**Extracted records:**
···

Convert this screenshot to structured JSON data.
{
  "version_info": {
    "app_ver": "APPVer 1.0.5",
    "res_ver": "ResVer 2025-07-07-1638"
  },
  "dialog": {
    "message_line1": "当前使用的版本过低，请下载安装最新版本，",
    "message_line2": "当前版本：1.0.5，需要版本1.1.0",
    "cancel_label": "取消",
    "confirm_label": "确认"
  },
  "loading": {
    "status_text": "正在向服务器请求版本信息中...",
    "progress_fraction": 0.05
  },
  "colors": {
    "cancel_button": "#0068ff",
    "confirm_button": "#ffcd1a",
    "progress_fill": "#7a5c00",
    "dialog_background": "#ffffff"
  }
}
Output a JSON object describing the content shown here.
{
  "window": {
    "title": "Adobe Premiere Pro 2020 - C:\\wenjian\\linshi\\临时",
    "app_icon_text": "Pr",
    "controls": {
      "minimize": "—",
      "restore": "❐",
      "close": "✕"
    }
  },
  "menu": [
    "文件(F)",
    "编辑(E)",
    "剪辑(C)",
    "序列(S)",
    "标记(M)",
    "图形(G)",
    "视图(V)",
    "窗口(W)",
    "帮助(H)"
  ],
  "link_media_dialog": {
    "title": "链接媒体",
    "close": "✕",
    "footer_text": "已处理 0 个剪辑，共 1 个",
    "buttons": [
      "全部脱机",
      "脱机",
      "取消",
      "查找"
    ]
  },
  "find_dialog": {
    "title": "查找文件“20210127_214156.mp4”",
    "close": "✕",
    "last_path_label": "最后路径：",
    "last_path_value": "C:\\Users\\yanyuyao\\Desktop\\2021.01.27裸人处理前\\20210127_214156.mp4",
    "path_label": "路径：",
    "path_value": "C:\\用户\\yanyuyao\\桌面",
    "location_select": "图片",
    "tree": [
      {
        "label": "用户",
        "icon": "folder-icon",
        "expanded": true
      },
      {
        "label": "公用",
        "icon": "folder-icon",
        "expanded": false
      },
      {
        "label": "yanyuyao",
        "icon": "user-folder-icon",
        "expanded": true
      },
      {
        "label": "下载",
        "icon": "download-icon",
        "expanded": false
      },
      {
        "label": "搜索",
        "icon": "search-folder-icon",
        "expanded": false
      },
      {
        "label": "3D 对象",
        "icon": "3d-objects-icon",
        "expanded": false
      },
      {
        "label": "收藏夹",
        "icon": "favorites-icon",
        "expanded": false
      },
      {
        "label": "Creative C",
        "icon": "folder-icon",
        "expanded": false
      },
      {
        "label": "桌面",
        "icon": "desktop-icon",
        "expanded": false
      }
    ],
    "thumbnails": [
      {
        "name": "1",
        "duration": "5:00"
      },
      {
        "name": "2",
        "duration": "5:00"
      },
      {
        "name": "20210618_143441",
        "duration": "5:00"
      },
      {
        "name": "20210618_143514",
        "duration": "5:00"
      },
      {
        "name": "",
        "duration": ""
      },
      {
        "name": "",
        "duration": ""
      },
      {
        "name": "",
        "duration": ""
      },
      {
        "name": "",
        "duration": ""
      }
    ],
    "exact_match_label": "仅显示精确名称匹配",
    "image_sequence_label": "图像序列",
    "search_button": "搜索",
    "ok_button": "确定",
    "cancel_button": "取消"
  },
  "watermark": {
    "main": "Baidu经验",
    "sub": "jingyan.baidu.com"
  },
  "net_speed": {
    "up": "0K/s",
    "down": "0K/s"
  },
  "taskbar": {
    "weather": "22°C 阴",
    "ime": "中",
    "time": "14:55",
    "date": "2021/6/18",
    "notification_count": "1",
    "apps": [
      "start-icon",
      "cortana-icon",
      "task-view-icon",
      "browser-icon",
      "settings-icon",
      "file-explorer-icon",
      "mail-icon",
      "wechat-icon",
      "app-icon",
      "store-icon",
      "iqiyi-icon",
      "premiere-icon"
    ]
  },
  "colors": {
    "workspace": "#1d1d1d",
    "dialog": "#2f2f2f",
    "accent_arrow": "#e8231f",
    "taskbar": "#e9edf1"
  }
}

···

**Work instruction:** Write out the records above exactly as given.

**Exercise answer:**
Convert this screenshot to structured JSON data.
{
  "version_info": {
    "app_ver": "APPVer 1.0.5",
    "res_ver": "ResVer 2025-07-07-1638"
  },
  "dialog": {
    "message_line1": "当前使用的版本过低，请下载安装最新版本，",
    "message_line2": "当前版本：1.0.5，需要版本1.1.0",
    "cancel_label": "取消",
    "confirm_label": "确认"
  },
  "loading": {
    "status_text": "正在向服务器请求版本信息中...",
    "progress_fraction": 0.05
  },
  "colors": {
    "cancel_button": "#0068ff",
    "confirm_button": "#ffcd1a",
    "progress_fill": "#7a5c00",
    "dialog_background": "#ffffff"
  }
}
Output a JSON object describing the content shown here.
{
  "window": {
    "title": "Adobe Premiere Pro 2020 - C:\\wenjian\\linshi\\临时",
    "app_icon_text": "Pr",
    "controls": {
      "minimize": "—",
      "restore": "❐",
      "close": "✕"
    }
  },
  "menu": [
    "文件(F)",
    "编辑(E)",
    "剪辑(C)",
    "序列(S)",
    "标记(M)",
    "图形(G)",
    "视图(V)",
    "窗口(W)",
    "帮助(H)"
  ],
  "link_media_dialog": {
    "title": "链接媒体",
    "close": "✕",
    "footer_text": "已处理 0 个剪辑，共 1 个",
    "buttons": [
      "全部脱机",
      "脱机",
      "取消",
      "查找"
    ]
  },
  "find_dialog": {
    "title": "查找文件“20210127_214156.mp4”",
    "close": "✕",
    "last_path_label": "最后路径：",
    "last_path_value": "C:\\Users\\yanyuyao\\Desktop\\2021.01.27裸人处理前\\20210127_214156.mp4",
    "path_label": "路径：",
    "path_value": "C:\\用户\\yanyuyao\\桌面",
    "location_select": "图片",
    "tree": [
      {
        "label": "用户",
        "icon": "folder-icon",
        "expanded": true
      },
      {
        "label": "公用",
        "icon": "folder-icon",
        "expanded": false
      },
      {
        "label": "yanyuyao",
        "icon": "user-folder-icon",
        "expanded": true
      },
      {
        "label": "下载",
        "icon": "download-icon",
        "expanded": false
      },
      {
        "label": "搜索",
        "icon": "search-folder-icon",
        "expanded": false
      },
      {
        "label": "3D 对象",
        "icon": "3d-objects-icon",
        "expanded": false
      },
      {
        "label": "收藏夹",
        "icon": "favorites-icon",
        "expanded": false
      },
      {
        "label": "Creative C",
        "icon": "folder-icon",
        "expanded": false
      },
      {
        "label": "桌面",
        "icon": "desktop-icon",
        "expanded": false
      }
    ],
    "thumbnails": [
      {
        "name": "1",
        "duration": "5:00"
      },
      {
        "name": "2",
        "duration": "5:00"
      },
      {
        "name": "20210618_143441",
        "duration": "5:00"
      },
      {
        "name": "20210618_143514",
        "duration": "5:00"
      },
      {
        "name": "",
        "duration": ""
      },
      {
        "name": "",
        "duration": ""
      },
      {
        "name": "",
        "duration": ""
      },
      {
        "name": "",
        "duration": ""
      }
    ],
    "exact_match_label": "仅显示精确名称匹配",
    "image_sequence_label": "图像序列",
    "search_button": "搜索",
    "ok_button": "确定",
    "cancel_button": "取消"
  },
  "watermark": {
    "main": "Baidu经验",
    "sub": "jingyan.baidu.com"
  },
  "net_speed": {
    "up": "0K/s",
    "down": "0K/s"
  },
  "taskbar": {
    "weather": "22°C 阴",
    "ime": "中",
    "time": "14:55",
    "date": "2021/6/18",
    "notification_count": "1",
    "apps": [
      "start-icon",
      "cortana-icon",
      "task-view-icon",
      "browser-icon",
      "settings-icon",
      "file-explorer-icon",
      "mail-icon",
      "wechat-icon",
      "app-icon",
      "store-icon",
      "iqiyi-icon",
      "premiere-icon"
    ]
  },
  "colors": {
    "workspace": "#1d1d1d",
    "dialog": "#2f2f2f",
    "accent_arrow": "#e8231f",
    "taskbar": "#e9edf1"
  }
}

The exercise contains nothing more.